BEGIN PROVIDED DATA

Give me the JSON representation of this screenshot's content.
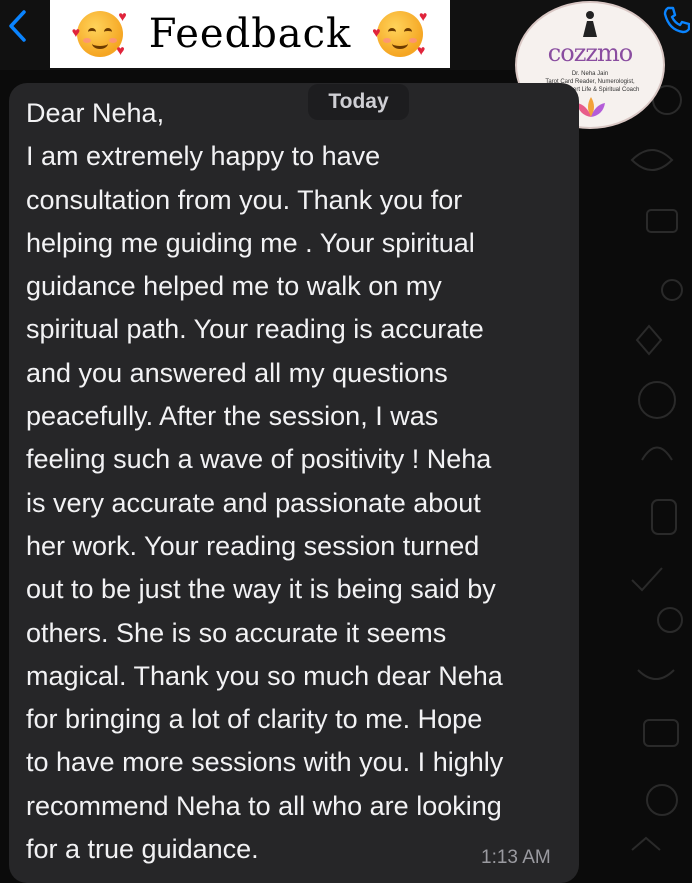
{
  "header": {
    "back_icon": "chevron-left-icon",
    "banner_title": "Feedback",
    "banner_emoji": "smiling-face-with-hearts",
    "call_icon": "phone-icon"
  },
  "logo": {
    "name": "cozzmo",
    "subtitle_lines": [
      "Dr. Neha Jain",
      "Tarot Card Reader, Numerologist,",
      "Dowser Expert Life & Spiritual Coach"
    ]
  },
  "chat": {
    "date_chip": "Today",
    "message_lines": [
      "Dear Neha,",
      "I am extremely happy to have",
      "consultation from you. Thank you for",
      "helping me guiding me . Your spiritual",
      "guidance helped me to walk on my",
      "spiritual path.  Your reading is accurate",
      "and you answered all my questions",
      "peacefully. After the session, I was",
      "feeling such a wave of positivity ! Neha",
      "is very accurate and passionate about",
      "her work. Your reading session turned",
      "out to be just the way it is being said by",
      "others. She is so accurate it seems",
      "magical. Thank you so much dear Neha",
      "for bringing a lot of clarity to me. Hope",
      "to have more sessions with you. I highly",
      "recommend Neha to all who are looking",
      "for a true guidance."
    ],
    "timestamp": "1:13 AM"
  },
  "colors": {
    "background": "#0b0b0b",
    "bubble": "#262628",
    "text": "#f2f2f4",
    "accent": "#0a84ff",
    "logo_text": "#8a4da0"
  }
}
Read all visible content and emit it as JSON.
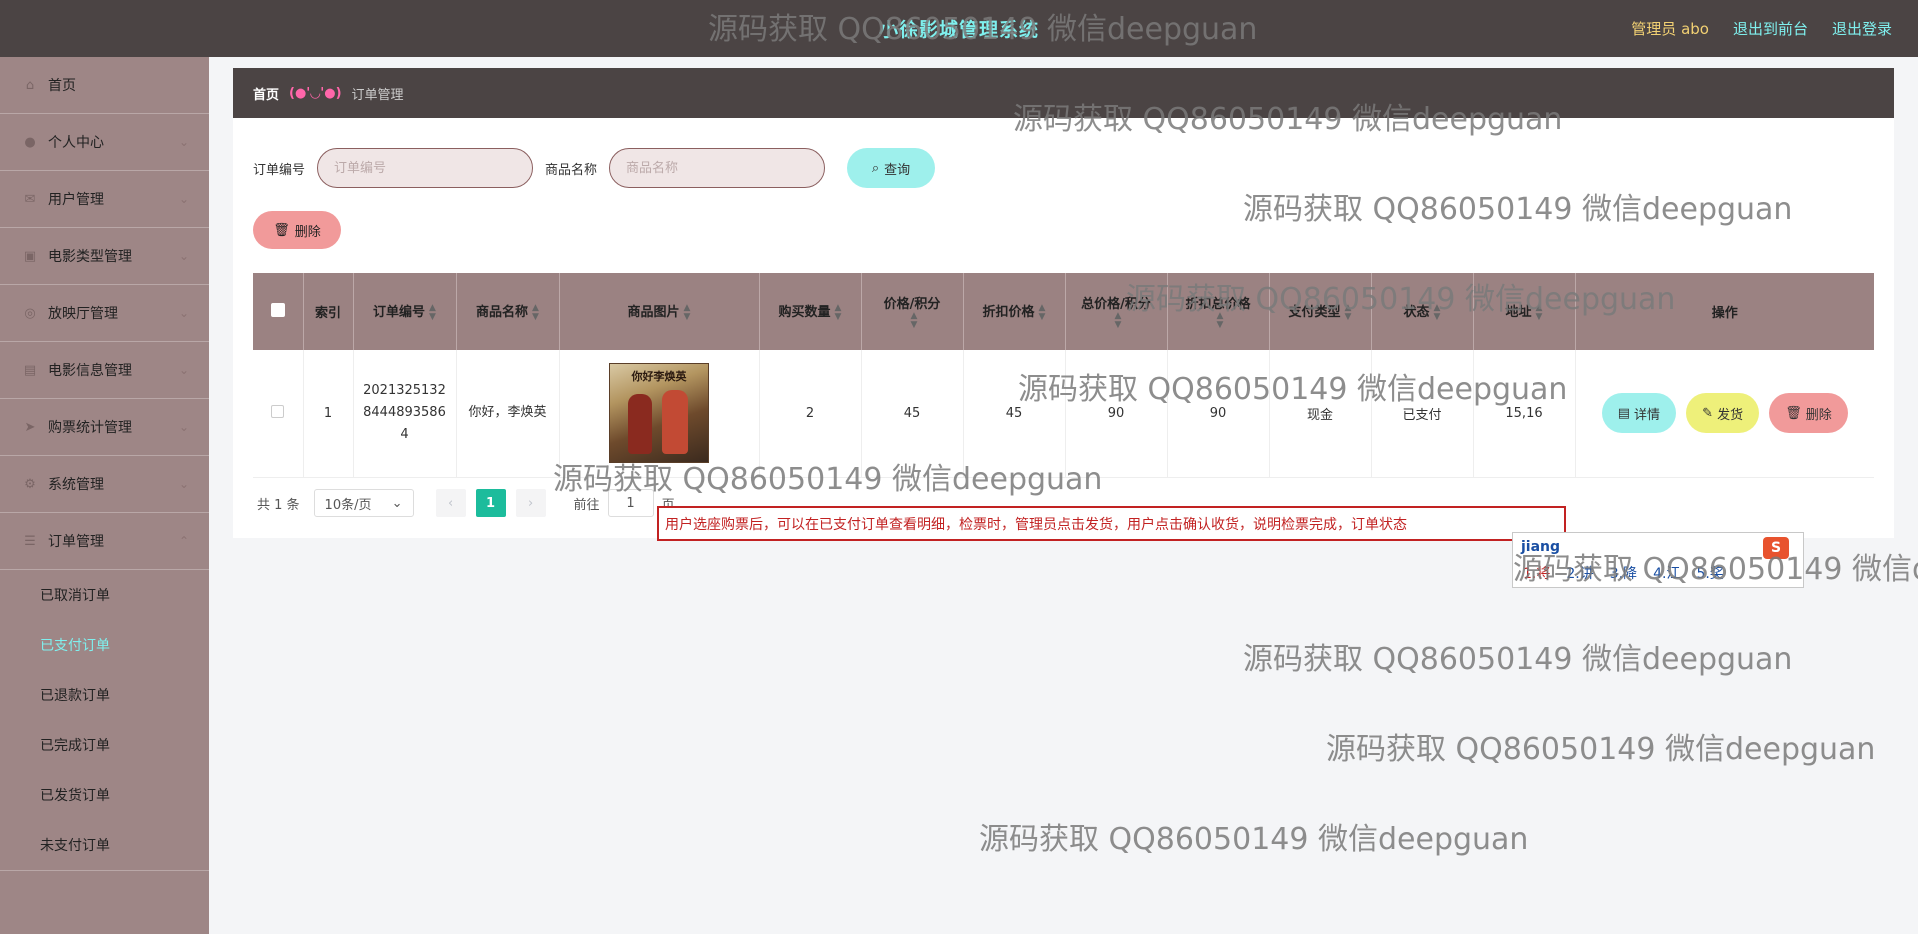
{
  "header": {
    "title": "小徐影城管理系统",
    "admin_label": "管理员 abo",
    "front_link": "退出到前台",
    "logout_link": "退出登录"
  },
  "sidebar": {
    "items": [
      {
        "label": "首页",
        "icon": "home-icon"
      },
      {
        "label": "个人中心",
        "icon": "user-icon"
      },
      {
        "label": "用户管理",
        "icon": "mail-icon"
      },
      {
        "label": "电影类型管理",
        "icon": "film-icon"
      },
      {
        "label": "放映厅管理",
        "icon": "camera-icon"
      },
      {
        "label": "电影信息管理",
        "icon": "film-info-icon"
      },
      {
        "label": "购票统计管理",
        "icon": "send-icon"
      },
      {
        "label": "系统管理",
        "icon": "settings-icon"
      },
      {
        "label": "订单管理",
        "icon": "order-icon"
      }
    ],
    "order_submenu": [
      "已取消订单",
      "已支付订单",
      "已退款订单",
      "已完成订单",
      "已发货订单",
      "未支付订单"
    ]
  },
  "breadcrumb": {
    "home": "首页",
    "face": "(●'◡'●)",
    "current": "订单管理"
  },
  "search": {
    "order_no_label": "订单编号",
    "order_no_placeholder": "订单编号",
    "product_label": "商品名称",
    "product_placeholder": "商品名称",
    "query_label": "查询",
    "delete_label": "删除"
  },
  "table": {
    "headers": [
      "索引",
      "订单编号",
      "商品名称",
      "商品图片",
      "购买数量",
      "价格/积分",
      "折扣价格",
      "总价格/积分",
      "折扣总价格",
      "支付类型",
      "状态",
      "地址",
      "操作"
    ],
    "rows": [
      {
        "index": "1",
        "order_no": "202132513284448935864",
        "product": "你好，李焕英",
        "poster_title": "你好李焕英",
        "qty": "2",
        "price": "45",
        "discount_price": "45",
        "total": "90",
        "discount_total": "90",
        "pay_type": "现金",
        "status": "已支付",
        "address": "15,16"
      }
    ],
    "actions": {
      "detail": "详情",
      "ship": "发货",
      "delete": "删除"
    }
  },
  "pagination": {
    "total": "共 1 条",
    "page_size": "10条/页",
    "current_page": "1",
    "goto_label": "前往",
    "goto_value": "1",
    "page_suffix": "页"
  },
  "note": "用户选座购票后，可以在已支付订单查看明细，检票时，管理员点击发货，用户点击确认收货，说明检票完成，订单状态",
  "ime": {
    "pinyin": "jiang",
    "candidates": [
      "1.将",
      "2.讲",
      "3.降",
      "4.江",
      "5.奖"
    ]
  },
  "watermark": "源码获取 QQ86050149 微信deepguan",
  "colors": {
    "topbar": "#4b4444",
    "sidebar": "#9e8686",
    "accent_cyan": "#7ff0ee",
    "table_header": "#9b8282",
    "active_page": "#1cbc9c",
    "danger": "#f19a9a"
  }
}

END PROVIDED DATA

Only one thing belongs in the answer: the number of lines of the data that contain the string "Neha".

5